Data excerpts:
---------------
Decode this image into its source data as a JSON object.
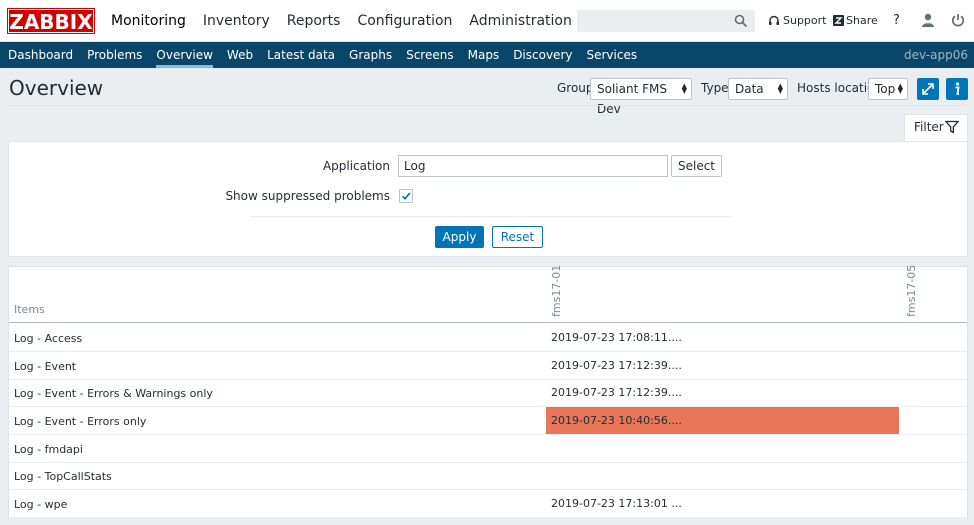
{
  "logo": "ZABBIX",
  "top_nav": [
    "Monitoring",
    "Inventory",
    "Reports",
    "Configuration",
    "Administration"
  ],
  "header_links": {
    "support": "Support",
    "share": "Share",
    "help": "?"
  },
  "sub_nav": [
    "Dashboard",
    "Problems",
    "Overview",
    "Web",
    "Latest data",
    "Graphs",
    "Screens",
    "Maps",
    "Discovery",
    "Services"
  ],
  "server_name": "dev-app06",
  "page": {
    "title": "Overview",
    "group_label": "Group",
    "group_value": "Soliant FMS Dev",
    "type_label": "Type",
    "type_value": "Data",
    "hosts_location_label": "Hosts location",
    "hosts_location_value": "Top"
  },
  "filter": {
    "tab_label": "Filter",
    "application_label": "Application",
    "application_value": "Log",
    "select_label": "Select",
    "suppressed_label": "Show suppressed problems",
    "suppressed_checked": true,
    "apply_label": "Apply",
    "reset_label": "Reset"
  },
  "table": {
    "items_header": "Items",
    "hosts": [
      "fms17-01",
      "fms17-05"
    ],
    "rows": [
      {
        "name": "Log - Access",
        "value": "2019-07-23 17:08:11....",
        "alert": false
      },
      {
        "name": "Log - Event",
        "value": "2019-07-23 17:12:39....",
        "alert": false
      },
      {
        "name": "Log - Event - Errors & Warnings only",
        "value": "2019-07-23 17:12:39....",
        "alert": false
      },
      {
        "name": "Log - Event - Errors only",
        "value": "2019-07-23 10:40:56....",
        "alert": true
      },
      {
        "name": "Log - fmdapi",
        "value": "",
        "alert": false
      },
      {
        "name": "Log - TopCallStats",
        "value": "",
        "alert": false
      },
      {
        "name": "Log - wpe",
        "value": "2019-07-23 17:13:01 ...",
        "alert": false
      }
    ]
  },
  "colors": {
    "brand_red": "#d40000",
    "nav_blue": "#0a466a",
    "accent_blue": "#0275b8",
    "alert_orange": "#e97659"
  }
}
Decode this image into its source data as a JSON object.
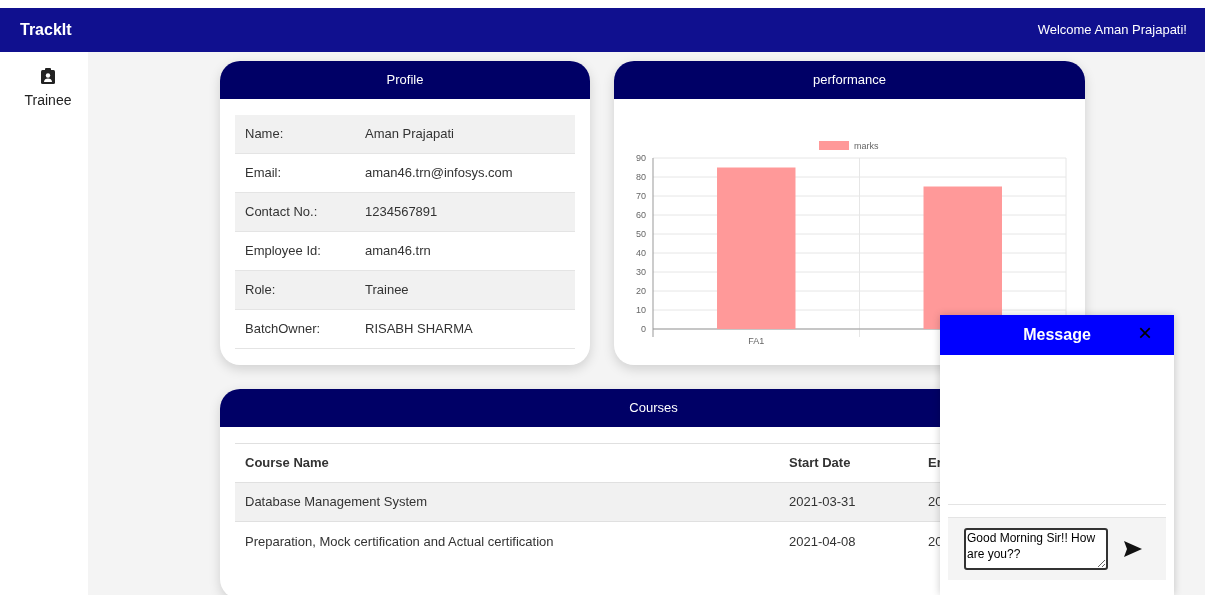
{
  "navbar": {
    "brand": "TrackIt",
    "welcome": "Welcome Aman Prajapati!"
  },
  "sidebar": {
    "items": [
      {
        "label": "Trainee",
        "selected": true
      }
    ]
  },
  "profile": {
    "title": "Profile",
    "rows": [
      {
        "label": "Name:",
        "value": "Aman Prajapati"
      },
      {
        "label": "Email:",
        "value": "aman46.trn@infosys.com"
      },
      {
        "label": "Contact No.:",
        "value": "1234567891"
      },
      {
        "label": "Employee Id:",
        "value": "aman46.trn"
      },
      {
        "label": "Role:",
        "value": "Trainee"
      },
      {
        "label": "BatchOwner:",
        "value": "RISABH SHARMA"
      }
    ]
  },
  "performance": {
    "title": "performance",
    "chart_data": {
      "type": "bar",
      "categories": [
        "FA1",
        null
      ],
      "series": [
        {
          "name": "marks",
          "color": "#ff9999",
          "values": [
            85,
            75
          ]
        }
      ],
      "grid": true,
      "ylim": [
        0,
        90
      ],
      "yticks": [
        0,
        10,
        20,
        30,
        40,
        50,
        60,
        70,
        80,
        90
      ]
    }
  },
  "courses": {
    "title": "Courses",
    "columns": [
      "Course Name",
      "Start Date",
      "Er"
    ],
    "rows": [
      [
        "Database Management System",
        "2021-03-31",
        "20"
      ],
      [
        "Preparation, Mock certification and Actual certification",
        "2021-04-08",
        "20"
      ]
    ]
  },
  "message": {
    "title": "Message",
    "close": "×",
    "value": "Good Morning Sir!! How are you??"
  }
}
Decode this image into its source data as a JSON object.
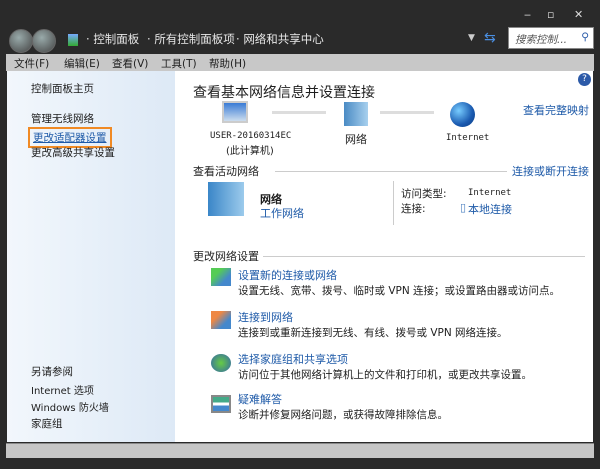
{
  "window": {
    "minimize": "‒",
    "maximize": "▫",
    "close": "✕"
  },
  "address": {
    "crumbs": [
      "控制面板",
      "所有控制面板项",
      "网络和共享中心"
    ],
    "search_placeholder": "搜索控制... "
  },
  "menu": [
    "文件(F)",
    "编辑(E)",
    "查看(V)",
    "工具(T)",
    "帮助(H)"
  ],
  "sidebar": {
    "home": "控制面板主页",
    "items": [
      "管理无线网络",
      "更改适配器设置",
      "更改高级共享设置"
    ],
    "selected": "更改适配器设置",
    "see_also_title": "另请参阅",
    "see_also": [
      "Internet 选项",
      "Windows 防火墙",
      "家庭组"
    ]
  },
  "main": {
    "title": "查看基本网络信息并设置连接",
    "view_full_map": "查看完整映射",
    "map": {
      "computer": "USER-20160314EC",
      "computer_sub": "(此计算机)",
      "network": "网络",
      "internet": "Internet"
    },
    "active_title": "查看活动网络",
    "connect_disconnect": "连接或断开连接",
    "active": {
      "name": "网络",
      "type": "工作网络",
      "access_label": "访问类型:",
      "access_value": "Internet",
      "conn_label": "连接:",
      "conn_value": "本地连接"
    },
    "change_title": "更改网络设置",
    "items": [
      {
        "icon": "new-connection-icon",
        "title": "设置新的连接或网络",
        "desc": "设置无线、宽带、拨号、临时或 VPN 连接；或设置路由器或访问点。"
      },
      {
        "icon": "connect-network-icon",
        "title": "连接到网络",
        "desc": "连接到或重新连接到无线、有线、拨号或 VPN 网络连接。"
      },
      {
        "icon": "homegroup-icon",
        "title": "选择家庭组和共享选项",
        "desc": "访问位于其他网络计算机上的文件和打印机，或更改共享设置。"
      },
      {
        "icon": "troubleshoot-icon",
        "title": "疑难解答",
        "desc": "诊断并修复网络问题，或获得故障排除信息。"
      }
    ]
  },
  "colors": {
    "link": "#1e5aa8",
    "highlight": "#f08a24"
  }
}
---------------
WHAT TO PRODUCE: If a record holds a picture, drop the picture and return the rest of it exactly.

EXERCISE OUTPUT:
Decode this image into its source data as a JSON object.
{
  "logo": "ZABBIX",
  "top_nav": [
    "Monitoring",
    "Inventory",
    "Reports",
    "Configuration",
    "Administration"
  ],
  "header_links": {
    "support": "Support",
    "share": "Share",
    "help": "?"
  },
  "sub_nav": [
    "Dashboard",
    "Problems",
    "Overview",
    "Web",
    "Latest data",
    "Graphs",
    "Screens",
    "Maps",
    "Discovery",
    "Services"
  ],
  "server_name": "dev-app06",
  "page": {
    "title": "Overview",
    "group_label": "Group",
    "group_value": "Soliant FMS Dev",
    "type_label": "Type",
    "type_value": "Data",
    "hosts_location_label": "Hosts location",
    "hosts_location_value": "Top"
  },
  "filter": {
    "tab_label": "Filter",
    "application_label": "Application",
    "application_value": "Log",
    "select_label": "Select",
    "suppressed_label": "Show suppressed problems",
    "suppressed_checked": true,
    "apply_label": "Apply",
    "reset_label": "Reset"
  },
  "table": {
    "items_header": "Items",
    "hosts": [
      "fms17-01",
      "fms17-05"
    ],
    "rows": [
      {
        "name": "Log - Access",
        "value": "2019-07-23 17:08:11....",
        "alert": false
      },
      {
        "name": "Log - Event",
        "value": "2019-07-23 17:12:39....",
        "alert": false
      },
      {
        "name": "Log - Event - Errors & Warnings only",
        "value": "2019-07-23 17:12:39....",
        "alert": false
      },
      {
        "name": "Log - Event - Errors only",
        "value": "2019-07-23 10:40:56....",
        "alert": true
      },
      {
        "name": "Log - fmdapi",
        "value": "",
        "alert": false
      },
      {
        "name": "Log - TopCallStats",
        "value": "",
        "alert": false
      },
      {
        "name": "Log - wpe",
        "value": "2019-07-23 17:13:01 ...",
        "alert": false
      }
    ]
  },
  "colors": {
    "brand_red": "#d40000",
    "nav_blue": "#0a466a",
    "accent_blue": "#0275b8",
    "alert_orange": "#e97659"
  }
}
Decode this image into its source data as a JSON object.
{
  "navbar": {
    "brand": "TrackIt",
    "welcome": "Welcome Aman Prajapati!"
  },
  "sidebar": {
    "items": [
      {
        "label": "Trainee",
        "selected": true
      }
    ]
  },
  "profile": {
    "title": "Profile",
    "rows": [
      {
        "label": "Name:",
        "value": "Aman Prajapati"
      },
      {
        "label": "Email:",
        "value": "aman46.trn@infosys.com"
      },
      {
        "label": "Contact No.:",
        "value": "1234567891"
      },
      {
        "label": "Employee Id:",
        "value": "aman46.trn"
      },
      {
        "label": "Role:",
        "value": "Trainee"
      },
      {
        "label": "BatchOwner:",
        "value": "RISABH SHARMA"
      }
    ]
  },
  "performance": {
    "title": "performance",
    "chart_data": {
      "type": "bar",
      "categories": [
        "FA1",
        null
      ],
      "series": [
        {
          "name": "marks",
          "color": "#ff9999",
          "values": [
            85,
            75
          ]
        }
      ],
      "grid": true,
      "ylim": [
        0,
        90
      ],
      "yticks": [
        0,
        10,
        20,
        30,
        40,
        50,
        60,
        70,
        80,
        90
      ]
    }
  },
  "courses": {
    "title": "Courses",
    "columns": [
      "Course Name",
      "Start Date",
      "Er"
    ],
    "rows": [
      [
        "Database Management System",
        "2021-03-31",
        "20"
      ],
      [
        "Preparation, Mock certification and Actual certification",
        "2021-04-08",
        "20"
      ]
    ]
  },
  "message": {
    "title": "Message",
    "close": "×",
    "value": "Good Morning Sir!! How are you??"
  }
}
Decode this image into its source data as a JSON object.
{
  "window": {
    "minimize": "‒",
    "maximize": "▫",
    "close": "✕"
  },
  "address": {
    "crumbs": [
      "控制面板",
      "所有控制面板项",
      "网络和共享中心"
    ],
    "search_placeholder": "搜索控制... "
  },
  "menu": [
    "文件(F)",
    "编辑(E)",
    "查看(V)",
    "工具(T)",
    "帮助(H)"
  ],
  "sidebar": {
    "home": "控制面板主页",
    "items": [
      "管理无线网络",
      "更改适配器设置",
      "更改高级共享设置"
    ],
    "selected": "更改适配器设置",
    "see_also_title": "另请参阅",
    "see_also": [
      "Internet 选项",
      "Windows 防火墙",
      "家庭组"
    ]
  },
  "main": {
    "title": "查看基本网络信息并设置连接",
    "view_full_map": "查看完整映射",
    "map": {
      "computer": "USER-20160314EC",
      "computer_sub": "(此计算机)",
      "network": "网络",
      "internet": "Internet"
    },
    "active_title": "查看活动网络",
    "connect_disconnect": "连接或断开连接",
    "active": {
      "name": "网络",
      "type": "工作网络",
      "access_label": "访问类型:",
      "access_value": "Internet",
      "conn_label": "连接:",
      "conn_value": "本地连接"
    },
    "change_title": "更改网络设置",
    "items": [
      {
        "icon": "new-connection-icon",
        "title": "设置新的连接或网络",
        "desc": "设置无线、宽带、拨号、临时或 VPN 连接；或设置路由器或访问点。"
      },
      {
        "icon": "connect-network-icon",
        "title": "连接到网络",
        "desc": "连接到或重新连接到无线、有线、拨号或 VPN 网络连接。"
      },
      {
        "icon": "homegroup-icon",
        "title": "选择家庭组和共享选项",
        "desc": "访问位于其他网络计算机上的文件和打印机，或更改共享设置。"
      },
      {
        "icon": "troubleshoot-icon",
        "title": "疑难解答",
        "desc": "诊断并修复网络问题，或获得故障排除信息。"
      }
    ]
  },
  "colors": {
    "link": "#1e5aa8",
    "highlight": "#f08a24"
  }
}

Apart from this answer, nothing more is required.